WASHINGTON, D.C. – As world leaders are gathered in New York this week for the U.N. General Assembly meeting, President Joe Biden delivered a high-stakes speech in his third address to the world body Tuesday, calling on those present to remember the core princples of the U.N. Charter: to preserve peace, prevent conflict, and alleviate human suffering. The president made the case for U.S. leadership in all three.
"The United States seeks a more secure, prosperous, equitable world for all people because we know our future is bound to yours," he announced.
The ongoing war in Ukraine took center stage as the main foreign policy issue Biden addressed.
"Russia believes that the world will grow weary and allow it to brutalize Ukraine without consequence. But I ask you this: if we abandon the core principles of the United States to appease an aggressor, can any member state in this body, feel confident, that they are protected?"
Biden reiterated continued U.S. military and financial aid for Ukraine., and called on other world leaders to ramp up their support.
Ukrainian President Volodomyr Zelenskyy also made an appeal, telling the assembled emissaries, “When hatred is weaponized against one nation, it never stops there. The goal of (Russia's) present war against Ukraine is to turn our land, our people, our lives, our resources into weapons against you – against the international rules-based order.”
While the Biden administration's commitment to Ukraine remains steadfast, a recent CNN poll reveals 51 percent of Americans surveyed believe the U.S. "has done enough" to help Ukraine in the fight against Russia, compared to 48 percent who want America to do more.
There's also growing opposition from some members of the G.O.P., although the party's leadership has continued to push back.
Foreign policy expert and Senior Fellow at the Brookings Institution, Michael O'Hanlon, told CBN News that if the war continues for another year, debate will likely be about cutting "back" aid, rather than cutting it off completely.

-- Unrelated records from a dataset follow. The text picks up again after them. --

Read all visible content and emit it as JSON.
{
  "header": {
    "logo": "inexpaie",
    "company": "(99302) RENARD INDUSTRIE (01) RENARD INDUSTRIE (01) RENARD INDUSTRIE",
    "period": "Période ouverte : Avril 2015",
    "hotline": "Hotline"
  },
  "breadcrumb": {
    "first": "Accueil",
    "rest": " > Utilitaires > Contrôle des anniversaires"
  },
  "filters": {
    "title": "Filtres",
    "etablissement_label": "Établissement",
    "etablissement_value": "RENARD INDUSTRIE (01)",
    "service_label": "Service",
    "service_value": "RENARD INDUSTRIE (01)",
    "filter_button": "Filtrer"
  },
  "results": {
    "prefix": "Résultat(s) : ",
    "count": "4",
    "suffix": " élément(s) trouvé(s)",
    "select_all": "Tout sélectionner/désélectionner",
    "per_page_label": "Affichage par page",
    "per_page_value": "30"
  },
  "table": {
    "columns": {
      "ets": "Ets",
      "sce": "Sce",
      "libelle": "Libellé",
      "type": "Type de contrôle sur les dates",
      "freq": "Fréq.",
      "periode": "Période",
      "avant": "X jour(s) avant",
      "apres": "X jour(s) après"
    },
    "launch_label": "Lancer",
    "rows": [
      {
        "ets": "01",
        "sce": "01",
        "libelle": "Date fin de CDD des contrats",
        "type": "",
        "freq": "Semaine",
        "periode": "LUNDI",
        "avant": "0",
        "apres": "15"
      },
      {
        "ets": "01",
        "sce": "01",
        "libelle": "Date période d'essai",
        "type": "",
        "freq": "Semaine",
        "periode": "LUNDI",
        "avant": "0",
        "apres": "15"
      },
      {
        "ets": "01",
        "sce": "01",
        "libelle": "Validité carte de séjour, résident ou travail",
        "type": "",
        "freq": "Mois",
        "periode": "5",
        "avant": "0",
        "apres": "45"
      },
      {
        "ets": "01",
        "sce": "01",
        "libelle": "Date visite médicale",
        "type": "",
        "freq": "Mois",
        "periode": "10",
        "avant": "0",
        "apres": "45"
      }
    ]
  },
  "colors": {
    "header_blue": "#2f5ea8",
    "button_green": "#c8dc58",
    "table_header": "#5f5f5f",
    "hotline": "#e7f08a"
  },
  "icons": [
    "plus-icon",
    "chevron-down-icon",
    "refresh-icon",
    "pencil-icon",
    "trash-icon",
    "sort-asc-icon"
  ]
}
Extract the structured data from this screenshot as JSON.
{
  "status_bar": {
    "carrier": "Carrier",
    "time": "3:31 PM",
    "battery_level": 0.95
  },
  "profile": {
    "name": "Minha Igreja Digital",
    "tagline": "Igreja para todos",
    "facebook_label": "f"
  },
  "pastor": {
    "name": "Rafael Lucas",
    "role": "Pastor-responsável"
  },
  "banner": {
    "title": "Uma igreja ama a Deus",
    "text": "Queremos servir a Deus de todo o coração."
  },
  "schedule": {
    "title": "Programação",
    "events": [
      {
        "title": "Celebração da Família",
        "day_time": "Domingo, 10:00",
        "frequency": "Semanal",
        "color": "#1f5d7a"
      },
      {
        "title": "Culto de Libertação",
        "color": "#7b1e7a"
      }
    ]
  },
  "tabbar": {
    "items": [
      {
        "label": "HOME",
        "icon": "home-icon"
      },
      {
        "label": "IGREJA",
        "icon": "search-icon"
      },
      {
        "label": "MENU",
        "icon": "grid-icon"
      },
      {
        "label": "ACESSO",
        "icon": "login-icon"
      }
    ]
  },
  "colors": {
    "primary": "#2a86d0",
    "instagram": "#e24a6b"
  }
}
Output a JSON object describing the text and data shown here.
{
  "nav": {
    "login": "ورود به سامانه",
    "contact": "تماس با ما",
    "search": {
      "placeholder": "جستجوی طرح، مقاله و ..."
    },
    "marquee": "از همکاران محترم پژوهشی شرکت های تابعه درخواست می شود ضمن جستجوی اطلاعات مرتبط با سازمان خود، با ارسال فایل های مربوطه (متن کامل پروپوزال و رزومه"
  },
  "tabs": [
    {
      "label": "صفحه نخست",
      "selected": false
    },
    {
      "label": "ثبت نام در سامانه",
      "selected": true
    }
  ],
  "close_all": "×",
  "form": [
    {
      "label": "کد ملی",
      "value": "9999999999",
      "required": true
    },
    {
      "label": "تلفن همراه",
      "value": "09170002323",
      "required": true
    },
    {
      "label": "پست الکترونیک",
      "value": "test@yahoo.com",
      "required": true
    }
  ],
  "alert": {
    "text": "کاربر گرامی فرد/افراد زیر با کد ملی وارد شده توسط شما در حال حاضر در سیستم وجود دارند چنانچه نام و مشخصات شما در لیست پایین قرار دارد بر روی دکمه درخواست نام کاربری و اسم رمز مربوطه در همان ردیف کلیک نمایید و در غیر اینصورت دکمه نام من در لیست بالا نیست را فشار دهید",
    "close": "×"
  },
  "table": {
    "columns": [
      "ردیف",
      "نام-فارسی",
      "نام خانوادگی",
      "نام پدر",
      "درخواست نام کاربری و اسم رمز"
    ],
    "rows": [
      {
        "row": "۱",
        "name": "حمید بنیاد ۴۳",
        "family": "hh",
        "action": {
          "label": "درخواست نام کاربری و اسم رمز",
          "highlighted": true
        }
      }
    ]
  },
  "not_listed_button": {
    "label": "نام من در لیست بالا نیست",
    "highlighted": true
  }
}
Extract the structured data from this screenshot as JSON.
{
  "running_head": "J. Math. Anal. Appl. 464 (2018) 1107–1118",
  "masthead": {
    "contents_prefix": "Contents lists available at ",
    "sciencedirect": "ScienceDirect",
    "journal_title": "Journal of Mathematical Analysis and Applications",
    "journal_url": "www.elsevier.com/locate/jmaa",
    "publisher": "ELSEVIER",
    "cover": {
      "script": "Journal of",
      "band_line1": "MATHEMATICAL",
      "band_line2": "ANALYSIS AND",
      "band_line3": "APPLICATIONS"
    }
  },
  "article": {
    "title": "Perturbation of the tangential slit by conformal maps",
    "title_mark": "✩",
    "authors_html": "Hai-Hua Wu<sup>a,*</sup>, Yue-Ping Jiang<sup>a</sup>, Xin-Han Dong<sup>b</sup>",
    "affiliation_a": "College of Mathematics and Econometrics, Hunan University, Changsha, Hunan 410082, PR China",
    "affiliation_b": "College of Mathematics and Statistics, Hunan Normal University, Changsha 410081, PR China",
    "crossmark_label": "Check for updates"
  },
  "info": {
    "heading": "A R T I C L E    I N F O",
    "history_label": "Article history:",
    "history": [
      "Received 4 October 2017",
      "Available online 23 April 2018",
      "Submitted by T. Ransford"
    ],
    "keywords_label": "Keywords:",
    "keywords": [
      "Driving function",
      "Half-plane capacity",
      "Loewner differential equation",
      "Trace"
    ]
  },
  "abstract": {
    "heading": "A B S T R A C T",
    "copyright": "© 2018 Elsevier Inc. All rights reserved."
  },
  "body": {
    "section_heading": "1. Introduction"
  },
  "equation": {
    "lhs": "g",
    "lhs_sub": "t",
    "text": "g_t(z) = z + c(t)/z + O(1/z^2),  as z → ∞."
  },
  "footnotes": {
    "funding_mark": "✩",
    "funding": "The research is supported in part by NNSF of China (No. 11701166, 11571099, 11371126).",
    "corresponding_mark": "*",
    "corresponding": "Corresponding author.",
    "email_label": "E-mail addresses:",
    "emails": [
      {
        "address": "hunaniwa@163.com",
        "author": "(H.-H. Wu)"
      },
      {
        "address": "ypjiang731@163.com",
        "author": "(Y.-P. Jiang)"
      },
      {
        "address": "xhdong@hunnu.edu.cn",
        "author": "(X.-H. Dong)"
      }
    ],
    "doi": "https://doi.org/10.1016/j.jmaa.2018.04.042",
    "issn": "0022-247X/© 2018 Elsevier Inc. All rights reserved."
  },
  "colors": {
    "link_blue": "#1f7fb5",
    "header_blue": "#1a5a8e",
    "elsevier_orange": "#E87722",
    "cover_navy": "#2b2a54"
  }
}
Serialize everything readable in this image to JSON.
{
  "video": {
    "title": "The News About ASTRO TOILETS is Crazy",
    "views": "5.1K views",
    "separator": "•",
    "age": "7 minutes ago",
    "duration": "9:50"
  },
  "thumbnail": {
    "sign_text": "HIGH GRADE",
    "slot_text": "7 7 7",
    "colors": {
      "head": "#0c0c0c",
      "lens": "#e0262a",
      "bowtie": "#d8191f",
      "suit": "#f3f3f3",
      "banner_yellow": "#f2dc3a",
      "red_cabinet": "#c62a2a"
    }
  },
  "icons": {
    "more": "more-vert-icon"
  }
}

"I think that that might allow for a substantially reduced amount of American assistance by at least half – maybe three fourths – and still allow Ukraine to hold on to the five sixths of its territory that it has today, and protect its government, its capital, the majority of its people, most of its economy. "For now," he added, "Ukraine deserves a fuller fairer chance to take back its land."
President Biden's U.N. speech also touched on climate change, supporting developing countries, and American competition with China.
Biden has a sideline meeting planned for Wednesday with Israeli Prime Minister Benjamin Netanytahu – the first face-to-face meeting since Netanyahu returned to office nearly nine months ago.
The White House says the two will discuss countering and deterring Iran, as well as several other issues focused on shared democratic values.